Problem requirements >> Lines in the entries below where the word "this" shows up should each be copied.
─── The data ───
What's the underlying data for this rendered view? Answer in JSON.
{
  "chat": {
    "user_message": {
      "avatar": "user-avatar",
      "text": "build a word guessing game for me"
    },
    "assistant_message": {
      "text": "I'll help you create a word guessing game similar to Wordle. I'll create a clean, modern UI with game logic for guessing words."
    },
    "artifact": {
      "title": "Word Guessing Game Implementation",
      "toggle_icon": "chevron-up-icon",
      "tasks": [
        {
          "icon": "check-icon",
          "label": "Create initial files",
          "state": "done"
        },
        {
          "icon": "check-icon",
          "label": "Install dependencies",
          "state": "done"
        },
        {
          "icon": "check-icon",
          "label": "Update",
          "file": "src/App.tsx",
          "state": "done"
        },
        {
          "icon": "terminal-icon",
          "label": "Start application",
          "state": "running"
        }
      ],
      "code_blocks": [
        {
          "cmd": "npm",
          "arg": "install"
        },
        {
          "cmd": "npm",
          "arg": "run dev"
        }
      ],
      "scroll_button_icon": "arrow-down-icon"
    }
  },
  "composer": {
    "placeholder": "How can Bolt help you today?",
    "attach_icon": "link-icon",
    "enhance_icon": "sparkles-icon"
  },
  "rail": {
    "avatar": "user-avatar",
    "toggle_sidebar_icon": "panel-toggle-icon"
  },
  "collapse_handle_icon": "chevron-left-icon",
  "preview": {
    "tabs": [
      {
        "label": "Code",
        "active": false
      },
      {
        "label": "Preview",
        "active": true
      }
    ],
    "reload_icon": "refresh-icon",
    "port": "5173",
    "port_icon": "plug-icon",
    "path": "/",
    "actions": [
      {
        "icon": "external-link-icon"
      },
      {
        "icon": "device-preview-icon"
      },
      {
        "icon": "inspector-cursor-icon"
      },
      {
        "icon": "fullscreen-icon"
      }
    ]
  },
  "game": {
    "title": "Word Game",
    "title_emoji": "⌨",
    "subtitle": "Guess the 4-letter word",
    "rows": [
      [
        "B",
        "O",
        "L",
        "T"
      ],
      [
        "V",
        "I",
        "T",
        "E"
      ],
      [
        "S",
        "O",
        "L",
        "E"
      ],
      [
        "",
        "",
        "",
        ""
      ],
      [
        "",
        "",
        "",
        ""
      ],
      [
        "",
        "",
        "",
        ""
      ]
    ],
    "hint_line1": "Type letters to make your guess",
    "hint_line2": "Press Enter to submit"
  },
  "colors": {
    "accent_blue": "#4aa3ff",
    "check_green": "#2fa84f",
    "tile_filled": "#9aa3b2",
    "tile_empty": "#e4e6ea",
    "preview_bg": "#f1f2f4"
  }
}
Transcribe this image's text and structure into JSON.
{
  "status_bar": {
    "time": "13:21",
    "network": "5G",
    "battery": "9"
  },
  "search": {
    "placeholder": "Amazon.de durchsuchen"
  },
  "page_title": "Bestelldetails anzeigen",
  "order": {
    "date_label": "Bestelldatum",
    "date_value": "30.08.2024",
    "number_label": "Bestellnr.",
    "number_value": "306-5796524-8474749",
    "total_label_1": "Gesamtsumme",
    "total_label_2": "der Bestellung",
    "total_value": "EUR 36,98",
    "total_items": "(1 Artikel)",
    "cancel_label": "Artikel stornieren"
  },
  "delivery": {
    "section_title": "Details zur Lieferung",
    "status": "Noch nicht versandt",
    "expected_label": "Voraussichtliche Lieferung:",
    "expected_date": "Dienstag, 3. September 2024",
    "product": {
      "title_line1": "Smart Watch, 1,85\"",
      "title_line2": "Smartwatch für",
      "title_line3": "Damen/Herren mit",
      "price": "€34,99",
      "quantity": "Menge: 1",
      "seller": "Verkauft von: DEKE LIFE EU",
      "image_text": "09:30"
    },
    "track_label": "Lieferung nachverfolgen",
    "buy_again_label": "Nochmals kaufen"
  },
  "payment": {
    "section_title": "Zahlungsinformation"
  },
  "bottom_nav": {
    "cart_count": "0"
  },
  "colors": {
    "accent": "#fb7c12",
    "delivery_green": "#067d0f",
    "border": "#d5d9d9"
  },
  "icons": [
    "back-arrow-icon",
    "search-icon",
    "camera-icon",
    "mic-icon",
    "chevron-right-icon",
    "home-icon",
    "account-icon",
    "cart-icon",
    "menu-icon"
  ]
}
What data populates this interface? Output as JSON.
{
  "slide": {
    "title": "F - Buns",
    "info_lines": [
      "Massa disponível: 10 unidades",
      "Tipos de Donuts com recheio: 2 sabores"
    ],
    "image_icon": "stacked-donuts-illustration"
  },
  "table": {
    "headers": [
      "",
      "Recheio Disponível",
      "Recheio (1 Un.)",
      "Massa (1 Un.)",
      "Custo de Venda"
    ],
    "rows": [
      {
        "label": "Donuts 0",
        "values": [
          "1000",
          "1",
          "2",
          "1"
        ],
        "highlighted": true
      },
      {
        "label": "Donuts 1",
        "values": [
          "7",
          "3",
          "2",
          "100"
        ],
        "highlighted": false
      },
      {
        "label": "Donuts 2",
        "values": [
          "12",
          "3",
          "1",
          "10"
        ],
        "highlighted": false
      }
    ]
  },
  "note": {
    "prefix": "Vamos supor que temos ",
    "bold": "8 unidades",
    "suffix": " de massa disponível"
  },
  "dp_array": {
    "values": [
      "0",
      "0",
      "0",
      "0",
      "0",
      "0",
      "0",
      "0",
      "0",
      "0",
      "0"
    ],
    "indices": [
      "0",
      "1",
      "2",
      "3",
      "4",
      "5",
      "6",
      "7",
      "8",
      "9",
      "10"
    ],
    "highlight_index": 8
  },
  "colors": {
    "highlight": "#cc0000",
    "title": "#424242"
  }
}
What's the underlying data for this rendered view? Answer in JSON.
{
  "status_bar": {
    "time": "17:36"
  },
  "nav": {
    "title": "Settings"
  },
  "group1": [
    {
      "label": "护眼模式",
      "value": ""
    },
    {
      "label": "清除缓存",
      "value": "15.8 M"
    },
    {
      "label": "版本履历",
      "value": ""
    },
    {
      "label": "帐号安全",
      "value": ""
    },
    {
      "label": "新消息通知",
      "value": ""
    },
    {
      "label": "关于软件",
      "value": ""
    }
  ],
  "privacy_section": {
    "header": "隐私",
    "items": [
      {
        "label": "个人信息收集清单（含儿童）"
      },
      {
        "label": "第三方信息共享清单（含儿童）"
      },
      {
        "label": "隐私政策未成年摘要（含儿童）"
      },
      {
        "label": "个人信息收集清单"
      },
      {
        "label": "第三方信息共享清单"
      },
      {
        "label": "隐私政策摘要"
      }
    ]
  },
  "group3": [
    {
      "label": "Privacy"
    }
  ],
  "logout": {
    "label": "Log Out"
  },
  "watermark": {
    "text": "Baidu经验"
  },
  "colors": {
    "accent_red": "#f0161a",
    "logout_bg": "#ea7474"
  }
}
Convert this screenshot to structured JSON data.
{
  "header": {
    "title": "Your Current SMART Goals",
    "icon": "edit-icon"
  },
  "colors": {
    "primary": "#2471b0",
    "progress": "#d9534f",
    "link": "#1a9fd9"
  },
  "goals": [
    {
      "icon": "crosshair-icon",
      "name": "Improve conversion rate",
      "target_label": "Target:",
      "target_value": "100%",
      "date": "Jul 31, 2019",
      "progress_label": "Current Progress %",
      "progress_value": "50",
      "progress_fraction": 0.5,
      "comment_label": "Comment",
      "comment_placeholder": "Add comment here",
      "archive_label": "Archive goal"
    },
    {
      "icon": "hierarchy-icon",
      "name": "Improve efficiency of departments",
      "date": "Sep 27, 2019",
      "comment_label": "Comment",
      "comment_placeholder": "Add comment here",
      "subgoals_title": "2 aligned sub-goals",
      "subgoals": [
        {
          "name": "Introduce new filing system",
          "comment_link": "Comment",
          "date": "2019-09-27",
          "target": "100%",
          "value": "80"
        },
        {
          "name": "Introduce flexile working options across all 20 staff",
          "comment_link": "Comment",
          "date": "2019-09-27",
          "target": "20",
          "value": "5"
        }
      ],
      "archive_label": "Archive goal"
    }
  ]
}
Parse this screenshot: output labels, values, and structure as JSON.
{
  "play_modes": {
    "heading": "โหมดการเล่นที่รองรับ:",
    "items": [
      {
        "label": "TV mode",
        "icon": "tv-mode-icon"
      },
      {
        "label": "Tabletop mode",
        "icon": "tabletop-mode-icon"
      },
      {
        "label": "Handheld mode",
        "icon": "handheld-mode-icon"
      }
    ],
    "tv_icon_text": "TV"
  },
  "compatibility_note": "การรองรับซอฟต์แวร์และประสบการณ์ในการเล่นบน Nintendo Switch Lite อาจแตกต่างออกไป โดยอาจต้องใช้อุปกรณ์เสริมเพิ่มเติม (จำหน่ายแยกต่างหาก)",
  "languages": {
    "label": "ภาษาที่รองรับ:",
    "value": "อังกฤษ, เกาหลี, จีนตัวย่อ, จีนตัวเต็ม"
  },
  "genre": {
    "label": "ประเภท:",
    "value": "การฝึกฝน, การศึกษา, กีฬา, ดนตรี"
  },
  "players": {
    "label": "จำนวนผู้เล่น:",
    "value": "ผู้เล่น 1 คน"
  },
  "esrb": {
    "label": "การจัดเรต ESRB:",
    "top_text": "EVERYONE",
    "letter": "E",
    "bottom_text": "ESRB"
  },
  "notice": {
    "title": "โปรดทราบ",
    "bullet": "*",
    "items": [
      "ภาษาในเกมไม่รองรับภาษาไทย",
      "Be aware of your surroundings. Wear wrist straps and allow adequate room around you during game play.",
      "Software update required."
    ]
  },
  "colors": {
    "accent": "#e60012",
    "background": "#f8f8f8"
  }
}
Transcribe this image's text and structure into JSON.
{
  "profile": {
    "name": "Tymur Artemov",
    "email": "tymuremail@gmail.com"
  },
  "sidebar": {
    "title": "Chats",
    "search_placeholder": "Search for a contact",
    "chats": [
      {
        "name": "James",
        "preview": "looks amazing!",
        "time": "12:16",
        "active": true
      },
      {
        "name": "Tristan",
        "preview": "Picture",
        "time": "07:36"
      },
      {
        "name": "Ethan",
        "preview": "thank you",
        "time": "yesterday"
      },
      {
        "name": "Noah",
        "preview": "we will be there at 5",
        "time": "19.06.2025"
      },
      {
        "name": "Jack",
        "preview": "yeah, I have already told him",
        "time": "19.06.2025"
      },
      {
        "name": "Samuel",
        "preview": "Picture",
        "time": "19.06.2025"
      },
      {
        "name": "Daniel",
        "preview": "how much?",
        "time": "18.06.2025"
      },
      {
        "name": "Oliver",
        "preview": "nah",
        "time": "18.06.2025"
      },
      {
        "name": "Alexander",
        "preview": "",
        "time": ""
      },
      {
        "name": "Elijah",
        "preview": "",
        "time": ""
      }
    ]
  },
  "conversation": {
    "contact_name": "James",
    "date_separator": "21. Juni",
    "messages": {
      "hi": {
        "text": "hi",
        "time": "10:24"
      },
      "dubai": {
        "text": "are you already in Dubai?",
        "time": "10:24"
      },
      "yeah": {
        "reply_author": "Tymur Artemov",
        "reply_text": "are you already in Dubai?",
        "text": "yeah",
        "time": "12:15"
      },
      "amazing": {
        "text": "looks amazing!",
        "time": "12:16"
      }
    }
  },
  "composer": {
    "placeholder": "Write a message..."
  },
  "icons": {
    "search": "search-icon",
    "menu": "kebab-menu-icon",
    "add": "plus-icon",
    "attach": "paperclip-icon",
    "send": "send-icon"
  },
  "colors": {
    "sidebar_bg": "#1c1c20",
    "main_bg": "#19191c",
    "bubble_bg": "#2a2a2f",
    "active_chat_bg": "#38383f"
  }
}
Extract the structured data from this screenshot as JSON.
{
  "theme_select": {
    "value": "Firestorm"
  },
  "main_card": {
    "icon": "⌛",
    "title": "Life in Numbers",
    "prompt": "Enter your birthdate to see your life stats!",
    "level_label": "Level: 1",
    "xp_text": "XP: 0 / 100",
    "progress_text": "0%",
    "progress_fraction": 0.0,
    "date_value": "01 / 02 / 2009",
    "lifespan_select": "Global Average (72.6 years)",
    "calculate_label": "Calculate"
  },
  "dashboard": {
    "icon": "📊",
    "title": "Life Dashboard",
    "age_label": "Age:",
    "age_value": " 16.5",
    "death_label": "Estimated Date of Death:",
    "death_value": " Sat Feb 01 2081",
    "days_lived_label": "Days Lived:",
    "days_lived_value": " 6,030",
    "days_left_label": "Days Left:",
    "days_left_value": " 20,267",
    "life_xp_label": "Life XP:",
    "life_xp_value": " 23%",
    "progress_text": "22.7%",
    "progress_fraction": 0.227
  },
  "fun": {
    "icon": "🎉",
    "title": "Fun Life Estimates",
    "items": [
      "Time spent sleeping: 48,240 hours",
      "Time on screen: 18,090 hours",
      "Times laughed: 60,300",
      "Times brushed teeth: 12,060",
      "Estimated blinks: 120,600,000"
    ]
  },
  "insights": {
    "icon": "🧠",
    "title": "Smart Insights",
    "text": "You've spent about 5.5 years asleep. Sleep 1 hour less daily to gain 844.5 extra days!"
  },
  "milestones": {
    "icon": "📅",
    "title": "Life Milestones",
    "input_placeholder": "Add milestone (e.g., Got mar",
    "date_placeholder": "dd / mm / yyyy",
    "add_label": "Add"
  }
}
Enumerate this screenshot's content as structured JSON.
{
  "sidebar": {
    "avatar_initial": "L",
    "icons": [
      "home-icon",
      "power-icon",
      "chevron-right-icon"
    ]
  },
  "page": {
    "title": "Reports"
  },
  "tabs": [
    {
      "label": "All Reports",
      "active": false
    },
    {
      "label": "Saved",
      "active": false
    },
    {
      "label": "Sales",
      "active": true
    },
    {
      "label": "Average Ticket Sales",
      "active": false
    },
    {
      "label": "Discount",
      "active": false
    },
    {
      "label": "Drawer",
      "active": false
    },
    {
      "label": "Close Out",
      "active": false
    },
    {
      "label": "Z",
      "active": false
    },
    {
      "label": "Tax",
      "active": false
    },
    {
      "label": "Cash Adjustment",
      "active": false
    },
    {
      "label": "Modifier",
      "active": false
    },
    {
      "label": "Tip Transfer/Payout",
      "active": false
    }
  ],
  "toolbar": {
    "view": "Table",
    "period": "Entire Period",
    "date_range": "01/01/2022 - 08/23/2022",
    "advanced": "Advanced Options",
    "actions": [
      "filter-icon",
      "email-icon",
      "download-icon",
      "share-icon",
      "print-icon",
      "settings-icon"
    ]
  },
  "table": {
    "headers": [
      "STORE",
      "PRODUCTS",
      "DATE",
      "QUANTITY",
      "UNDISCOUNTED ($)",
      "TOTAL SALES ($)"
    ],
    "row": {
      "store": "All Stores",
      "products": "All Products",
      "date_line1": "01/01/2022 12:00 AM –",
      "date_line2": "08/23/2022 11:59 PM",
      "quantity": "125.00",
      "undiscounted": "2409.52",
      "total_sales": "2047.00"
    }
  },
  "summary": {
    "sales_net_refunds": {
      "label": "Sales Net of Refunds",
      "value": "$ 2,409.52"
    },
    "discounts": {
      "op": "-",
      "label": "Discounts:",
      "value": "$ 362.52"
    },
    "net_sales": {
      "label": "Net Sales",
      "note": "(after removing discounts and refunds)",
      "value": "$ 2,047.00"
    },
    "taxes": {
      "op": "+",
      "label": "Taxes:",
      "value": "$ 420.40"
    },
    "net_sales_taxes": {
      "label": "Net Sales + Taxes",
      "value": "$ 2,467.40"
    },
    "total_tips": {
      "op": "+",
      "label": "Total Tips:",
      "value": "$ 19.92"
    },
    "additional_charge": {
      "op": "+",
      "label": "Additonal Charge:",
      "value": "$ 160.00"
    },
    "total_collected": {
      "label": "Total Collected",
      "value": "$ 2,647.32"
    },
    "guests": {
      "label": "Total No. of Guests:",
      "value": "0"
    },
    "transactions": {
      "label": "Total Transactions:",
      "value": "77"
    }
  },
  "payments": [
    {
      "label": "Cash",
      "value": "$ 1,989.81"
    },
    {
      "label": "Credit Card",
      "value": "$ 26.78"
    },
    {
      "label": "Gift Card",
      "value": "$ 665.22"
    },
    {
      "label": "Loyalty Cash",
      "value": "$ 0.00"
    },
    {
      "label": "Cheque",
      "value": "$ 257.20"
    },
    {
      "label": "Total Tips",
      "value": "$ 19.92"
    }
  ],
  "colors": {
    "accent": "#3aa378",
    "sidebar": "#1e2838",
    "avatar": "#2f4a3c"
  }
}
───
Solved problem >>
What's the underlying data for this rendered view? Answer in JSON.
Transcribe this image's text and structure into JSON.
What data populates this interface? Output as JSON.
What's the underlying data for this rendered view? Answer in JSON.
Convert this screenshot to structured JSON data.
Parse this screenshot: output labels, values, and structure as JSON.
Transcribe this image's text and structure into JSON.
Extract the structured data from this screenshot as JSON.
Enumerate this screenshot's content as structured JSON.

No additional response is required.